---------- Provided data

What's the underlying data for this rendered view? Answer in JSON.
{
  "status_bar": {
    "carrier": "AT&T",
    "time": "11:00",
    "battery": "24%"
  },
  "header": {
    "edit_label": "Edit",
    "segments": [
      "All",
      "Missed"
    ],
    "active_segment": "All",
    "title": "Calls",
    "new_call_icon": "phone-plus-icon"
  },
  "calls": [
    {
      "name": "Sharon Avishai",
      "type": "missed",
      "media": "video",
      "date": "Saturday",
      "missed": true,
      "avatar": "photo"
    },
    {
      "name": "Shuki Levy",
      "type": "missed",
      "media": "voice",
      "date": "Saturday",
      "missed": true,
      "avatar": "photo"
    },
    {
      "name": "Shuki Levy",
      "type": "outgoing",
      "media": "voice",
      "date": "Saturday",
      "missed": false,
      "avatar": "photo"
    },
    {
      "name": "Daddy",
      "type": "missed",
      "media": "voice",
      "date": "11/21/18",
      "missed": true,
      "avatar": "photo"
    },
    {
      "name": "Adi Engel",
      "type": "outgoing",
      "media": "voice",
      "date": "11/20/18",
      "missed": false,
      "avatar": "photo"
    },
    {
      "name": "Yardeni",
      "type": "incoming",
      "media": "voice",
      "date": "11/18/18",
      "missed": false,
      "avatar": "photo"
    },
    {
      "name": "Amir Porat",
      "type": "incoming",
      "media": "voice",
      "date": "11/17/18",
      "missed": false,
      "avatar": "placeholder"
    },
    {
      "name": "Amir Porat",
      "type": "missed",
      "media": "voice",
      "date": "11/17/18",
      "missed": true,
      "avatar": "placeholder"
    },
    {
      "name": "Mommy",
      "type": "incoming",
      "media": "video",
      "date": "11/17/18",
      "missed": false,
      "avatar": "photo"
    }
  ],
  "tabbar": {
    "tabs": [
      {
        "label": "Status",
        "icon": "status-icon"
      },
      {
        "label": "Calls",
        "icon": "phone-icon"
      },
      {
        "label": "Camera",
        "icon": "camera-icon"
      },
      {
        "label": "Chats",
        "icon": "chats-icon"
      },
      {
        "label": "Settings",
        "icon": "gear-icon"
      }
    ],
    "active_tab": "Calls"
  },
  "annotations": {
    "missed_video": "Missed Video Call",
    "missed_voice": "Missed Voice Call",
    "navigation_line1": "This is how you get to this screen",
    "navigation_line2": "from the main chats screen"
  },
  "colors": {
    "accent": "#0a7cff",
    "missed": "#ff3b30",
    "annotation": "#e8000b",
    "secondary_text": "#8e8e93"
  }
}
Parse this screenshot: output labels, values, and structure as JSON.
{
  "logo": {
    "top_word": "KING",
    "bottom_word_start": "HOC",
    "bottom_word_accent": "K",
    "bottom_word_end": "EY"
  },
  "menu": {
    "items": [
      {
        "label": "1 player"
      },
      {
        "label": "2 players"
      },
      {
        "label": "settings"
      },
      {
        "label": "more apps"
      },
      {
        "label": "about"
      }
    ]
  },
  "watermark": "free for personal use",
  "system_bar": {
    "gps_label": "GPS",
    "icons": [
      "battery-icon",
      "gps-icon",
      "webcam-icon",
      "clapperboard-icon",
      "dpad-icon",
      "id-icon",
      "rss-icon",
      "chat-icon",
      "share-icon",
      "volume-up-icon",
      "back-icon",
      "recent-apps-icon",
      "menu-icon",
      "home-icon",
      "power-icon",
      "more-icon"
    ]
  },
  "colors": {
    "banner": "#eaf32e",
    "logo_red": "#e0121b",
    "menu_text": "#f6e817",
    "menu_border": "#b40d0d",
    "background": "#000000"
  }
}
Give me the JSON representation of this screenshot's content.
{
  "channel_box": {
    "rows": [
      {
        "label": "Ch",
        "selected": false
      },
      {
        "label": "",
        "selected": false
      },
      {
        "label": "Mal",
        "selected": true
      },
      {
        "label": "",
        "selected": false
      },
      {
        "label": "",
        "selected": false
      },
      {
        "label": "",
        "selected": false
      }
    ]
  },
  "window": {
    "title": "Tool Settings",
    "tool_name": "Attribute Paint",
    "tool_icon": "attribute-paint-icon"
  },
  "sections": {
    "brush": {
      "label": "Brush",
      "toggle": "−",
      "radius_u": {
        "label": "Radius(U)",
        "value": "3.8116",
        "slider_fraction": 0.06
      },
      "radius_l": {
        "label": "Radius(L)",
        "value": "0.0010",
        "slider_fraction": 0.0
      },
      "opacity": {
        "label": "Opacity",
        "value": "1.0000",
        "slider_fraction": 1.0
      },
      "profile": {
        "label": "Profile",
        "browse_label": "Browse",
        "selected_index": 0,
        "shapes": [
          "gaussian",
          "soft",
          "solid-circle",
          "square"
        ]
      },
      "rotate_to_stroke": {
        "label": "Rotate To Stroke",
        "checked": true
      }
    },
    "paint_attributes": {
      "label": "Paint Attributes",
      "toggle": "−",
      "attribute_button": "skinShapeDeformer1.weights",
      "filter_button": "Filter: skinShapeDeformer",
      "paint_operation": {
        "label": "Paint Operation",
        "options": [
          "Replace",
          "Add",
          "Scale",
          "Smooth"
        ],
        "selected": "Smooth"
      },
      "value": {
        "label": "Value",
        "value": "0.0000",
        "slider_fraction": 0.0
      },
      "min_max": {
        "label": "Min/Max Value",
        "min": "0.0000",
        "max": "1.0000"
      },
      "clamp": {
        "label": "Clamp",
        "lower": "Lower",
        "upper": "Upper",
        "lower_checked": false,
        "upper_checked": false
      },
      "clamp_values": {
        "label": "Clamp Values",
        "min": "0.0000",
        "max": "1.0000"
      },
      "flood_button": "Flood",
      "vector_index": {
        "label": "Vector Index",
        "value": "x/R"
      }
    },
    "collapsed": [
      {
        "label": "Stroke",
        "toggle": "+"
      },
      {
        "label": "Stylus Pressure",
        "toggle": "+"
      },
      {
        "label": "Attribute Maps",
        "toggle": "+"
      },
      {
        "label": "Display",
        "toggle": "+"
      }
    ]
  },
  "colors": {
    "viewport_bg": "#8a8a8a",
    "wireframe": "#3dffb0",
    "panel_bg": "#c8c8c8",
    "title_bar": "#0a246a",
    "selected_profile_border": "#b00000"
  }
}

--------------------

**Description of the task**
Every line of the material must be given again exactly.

**Answer to this task**
What's the underlying data for this rendered view? Answer in JSON.
{
  "status_bar": {
    "carrier": "AT&T",
    "time": "11:00",
    "battery": "24%"
  },
  "header": {
    "edit_label": "Edit",
    "segments": [
      "All",
      "Missed"
    ],
    "active_segment": "All",
    "title": "Calls",
    "new_call_icon": "phone-plus-icon"
  },
  "calls": [
    {
      "name": "Sharon Avishai",
      "type": "missed",
      "media": "video",
      "date": "Saturday",
      "missed": true,
      "avatar": "photo"
    },
    {
      "name": "Shuki Levy",
      "type": "missed",
      "media": "voice",
      "date": "Saturday",
      "missed": true,
      "avatar": "photo"
    },
    {
      "name": "Shuki Levy",
      "type": "outgoing",
      "media": "voice",
      "date": "Saturday",
      "missed": false,
      "avatar": "photo"
    },
    {
      "name": "Daddy",
      "type": "missed",
      "media": "voice",
      "date": "11/21/18",
      "missed": true,
      "avatar": "photo"
    },
    {
      "name": "Adi Engel",
      "type": "outgoing",
      "media": "voice",
      "date": "11/20/18",
      "missed": false,
      "avatar": "photo"
    },
    {
      "name": "Yardeni",
      "type": "incoming",
      "media": "voice",
      "date": "11/18/18",
      "missed": false,
      "avatar": "photo"
    },
    {
      "name": "Amir Porat",
      "type": "incoming",
      "media": "voice",
      "date": "11/17/18",
      "missed": false,
      "avatar": "placeholder"
    },
    {
      "name": "Amir Porat",
      "type": "missed",
      "media": "voice",
      "date": "11/17/18",
      "missed": true,
      "avatar": "placeholder"
    },
    {
      "name": "Mommy",
      "type": "incoming",
      "media": "video",
      "date": "11/17/18",
      "missed": false,
      "avatar": "photo"
    }
  ],
  "tabbar": {
    "tabs": [
      {
        "label": "Status",
        "icon": "status-icon"
      },
      {
        "label": "Calls",
        "icon": "phone-icon"
      },
      {
        "label": "Camera",
        "icon": "camera-icon"
      },
      {
        "label": "Chats",
        "icon": "chats-icon"
      },
      {
        "label": "Settings",
        "icon": "gear-icon"
      }
    ],
    "active_tab": "Calls"
  },
  "annotations": {
    "missed_video": "Missed Video Call",
    "missed_voice": "Missed Voice Call",
    "navigation_line1": "This is how you get to this screen",
    "navigation_line2": "from the main chats screen"
  },
  "colors": {
    "accent": "#0a7cff",
    "missed": "#ff3b30",
    "annotation": "#e8000b",
    "secondary_text": "#8e8e93"
  }
}
Parse this screenshot: output labels, values, and structure as JSON.
{
  "logo": {
    "top_word": "KING",
    "bottom_word_start": "HOC",
    "bottom_word_accent": "K",
    "bottom_word_end": "EY"
  },
  "menu": {
    "items": [
      {
        "label": "1 player"
      },
      {
        "label": "2 players"
      },
      {
        "label": "settings"
      },
      {
        "label": "more apps"
      },
      {
        "label": "about"
      }
    ]
  },
  "watermark": "free for personal use",
  "system_bar": {
    "gps_label": "GPS",
    "icons": [
      "battery-icon",
      "gps-icon",
      "webcam-icon",
      "clapperboard-icon",
      "dpad-icon",
      "id-icon",
      "rss-icon",
      "chat-icon",
      "share-icon",
      "volume-up-icon",
      "back-icon",
      "recent-apps-icon",
      "menu-icon",
      "home-icon",
      "power-icon",
      "more-icon"
    ]
  },
  "colors": {
    "banner": "#eaf32e",
    "logo_red": "#e0121b",
    "menu_text": "#f6e817",
    "menu_border": "#b40d0d",
    "background": "#000000"
  }
}
Give me the JSON representation of this screenshot's content.
{
  "channel_box": {
    "rows": [
      {
        "label": "Ch",
        "selected": false
      },
      {
        "label": "",
        "selected": false
      },
      {
        "label": "Mal",
        "selected": true
      },
      {
        "label": "",
        "selected": false
      },
      {
        "label": "",
        "selected": false
      },
      {
        "label": "",
        "selected": false
      }
    ]
  },
  "window": {
    "title": "Tool Settings",
    "tool_name": "Attribute Paint",
    "tool_icon": "attribute-paint-icon"
  },
  "sections": {
    "brush": {
      "label": "Brush",
      "toggle": "−",
      "radius_u": {
        "label": "Radius(U)",
        "value": "3.8116",
        "slider_fraction": 0.06
      },
      "radius_l": {
        "label": "Radius(L)",
        "value": "0.0010",
        "slider_fraction": 0.0
      },
      "opacity": {
        "label": "Opacity",
        "value": "1.0000",
        "slider_fraction": 1.0
      },
      "profile": {
        "label": "Profile",
        "browse_label": "Browse",
        "selected_index": 0,
        "shapes": [
          "gaussian",
          "soft",
          "solid-circle",
          "square"
        ]
      },
      "rotate_to_stroke": {
        "label": "Rotate To Stroke",
        "checked": true
      }
    },
    "paint_attributes": {
      "label": "Paint Attributes",
      "toggle": "−",
      "attribute_button": "skinShapeDeformer1.weights",
      "filter_button": "Filter: skinShapeDeformer",
      "paint_operation": {
        "label": "Paint Operation",
        "options": [
          "Replace",
          "Add",
          "Scale",
          "Smooth"
        ],
        "selected": "Smooth"
      },
      "value": {
        "label": "Value",
        "value": "0.0000",
        "slider_fraction": 0.0
      },
      "min_max": {
        "label": "Min/Max Value",
        "min": "0.0000",
        "max": "1.0000"
      },
      "clamp": {
        "label": "Clamp",
        "lower": "Lower",
        "upper": "Upper",
        "lower_checked": false,
        "upper_checked": false
      },
      "clamp_values": {
        "label": "Clamp Values",
        "min": "0.0000",
        "max": "1.0000"
      },
      "flood_button": "Flood",
      "vector_index": {
        "label": "Vector Index",
        "value": "x/R"
      }
    },
    "collapsed": [
      {
        "label": "Stroke",
        "toggle": "+"
      },
      {
        "label": "Stylus Pressure",
        "toggle": "+"
      },
      {
        "label": "Attribute Maps",
        "toggle": "+"
      },
      {
        "label": "Display",
        "toggle": "+"
      }
    ]
  },
  "colors": {
    "viewport_bg": "#8a8a8a",
    "wireframe": "#3dffb0",
    "panel_bg": "#c8c8c8",
    "title_bar": "#0a246a",
    "selected_profile_border": "#b00000"
  }
}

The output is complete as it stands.